⟨

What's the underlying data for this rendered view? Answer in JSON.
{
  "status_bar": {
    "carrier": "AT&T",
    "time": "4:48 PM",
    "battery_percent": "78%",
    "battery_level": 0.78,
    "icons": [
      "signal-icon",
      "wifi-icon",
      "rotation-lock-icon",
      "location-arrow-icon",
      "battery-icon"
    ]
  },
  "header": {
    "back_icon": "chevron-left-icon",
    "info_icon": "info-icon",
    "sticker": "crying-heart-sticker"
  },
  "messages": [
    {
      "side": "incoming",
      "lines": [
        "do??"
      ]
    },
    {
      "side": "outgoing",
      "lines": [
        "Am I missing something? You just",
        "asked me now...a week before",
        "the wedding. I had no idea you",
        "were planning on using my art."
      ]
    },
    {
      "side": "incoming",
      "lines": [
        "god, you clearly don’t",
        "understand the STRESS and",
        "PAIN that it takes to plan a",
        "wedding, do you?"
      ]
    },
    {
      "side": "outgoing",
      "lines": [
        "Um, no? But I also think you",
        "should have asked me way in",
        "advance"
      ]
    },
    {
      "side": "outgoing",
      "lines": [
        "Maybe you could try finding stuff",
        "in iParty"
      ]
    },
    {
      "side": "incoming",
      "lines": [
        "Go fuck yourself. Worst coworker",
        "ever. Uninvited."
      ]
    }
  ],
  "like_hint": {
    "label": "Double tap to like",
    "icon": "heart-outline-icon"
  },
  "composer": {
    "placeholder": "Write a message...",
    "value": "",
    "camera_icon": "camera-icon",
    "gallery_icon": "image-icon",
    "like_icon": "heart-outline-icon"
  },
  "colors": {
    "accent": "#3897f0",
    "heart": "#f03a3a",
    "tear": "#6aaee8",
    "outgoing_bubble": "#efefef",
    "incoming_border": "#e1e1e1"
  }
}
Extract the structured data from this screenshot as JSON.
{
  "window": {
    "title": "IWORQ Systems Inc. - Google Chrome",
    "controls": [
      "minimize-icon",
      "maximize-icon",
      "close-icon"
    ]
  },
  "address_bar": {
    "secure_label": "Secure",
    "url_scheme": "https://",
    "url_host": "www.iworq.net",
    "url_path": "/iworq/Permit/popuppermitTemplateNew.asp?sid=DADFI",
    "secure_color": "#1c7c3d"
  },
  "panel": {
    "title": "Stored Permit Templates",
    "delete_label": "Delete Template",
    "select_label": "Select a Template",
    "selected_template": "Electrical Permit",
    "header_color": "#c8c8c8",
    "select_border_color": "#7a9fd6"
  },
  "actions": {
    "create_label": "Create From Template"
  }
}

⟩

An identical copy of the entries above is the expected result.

**Response box**
What's the underlying data for this rendered view? Answer in JSON.
{
  "status_bar": {
    "carrier": "AT&T",
    "time": "4:48 PM",
    "battery_percent": "78%",
    "battery_level": 0.78,
    "icons": [
      "signal-icon",
      "wifi-icon",
      "rotation-lock-icon",
      "location-arrow-icon",
      "battery-icon"
    ]
  },
  "header": {
    "back_icon": "chevron-left-icon",
    "info_icon": "info-icon",
    "sticker": "crying-heart-sticker"
  },
  "messages": [
    {
      "side": "incoming",
      "lines": [
        "do??"
      ]
    },
    {
      "side": "outgoing",
      "lines": [
        "Am I missing something? You just",
        "asked me now...a week before",
        "the wedding. I had no idea you",
        "were planning on using my art."
      ]
    },
    {
      "side": "incoming",
      "lines": [
        "god, you clearly don’t",
        "understand the STRESS and",
        "PAIN that it takes to plan a",
        "wedding, do you?"
      ]
    },
    {
      "side": "outgoing",
      "lines": [
        "Um, no? But I also think you",
        "should have asked me way in",
        "advance"
      ]
    },
    {
      "side": "outgoing",
      "lines": [
        "Maybe you could try finding stuff",
        "in iParty"
      ]
    },
    {
      "side": "incoming",
      "lines": [
        "Go fuck yourself. Worst coworker",
        "ever. Uninvited."
      ]
    }
  ],
  "like_hint": {
    "label": "Double tap to like",
    "icon": "heart-outline-icon"
  },
  "composer": {
    "placeholder": "Write a message...",
    "value": "",
    "camera_icon": "camera-icon",
    "gallery_icon": "image-icon",
    "like_icon": "heart-outline-icon"
  },
  "colors": {
    "accent": "#3897f0",
    "heart": "#f03a3a",
    "tear": "#6aaee8",
    "outgoing_bubble": "#efefef",
    "incoming_border": "#e1e1e1"
  }
}
Extract the structured data from this screenshot as JSON.
{
  "window": {
    "title": "IWORQ Systems Inc. - Google Chrome",
    "controls": [
      "minimize-icon",
      "maximize-icon",
      "close-icon"
    ]
  },
  "address_bar": {
    "secure_label": "Secure",
    "url_scheme": "https://",
    "url_host": "www.iworq.net",
    "url_path": "/iworq/Permit/popuppermitTemplateNew.asp?sid=DADFI",
    "secure_color": "#1c7c3d"
  },
  "panel": {
    "title": "Stored Permit Templates",
    "delete_label": "Delete Template",
    "select_label": "Select a Template",
    "selected_template": "Electrical Permit",
    "header_color": "#c8c8c8",
    "select_border_color": "#7a9fd6"
  },
  "actions": {
    "create_label": "Create From Template"
  }
}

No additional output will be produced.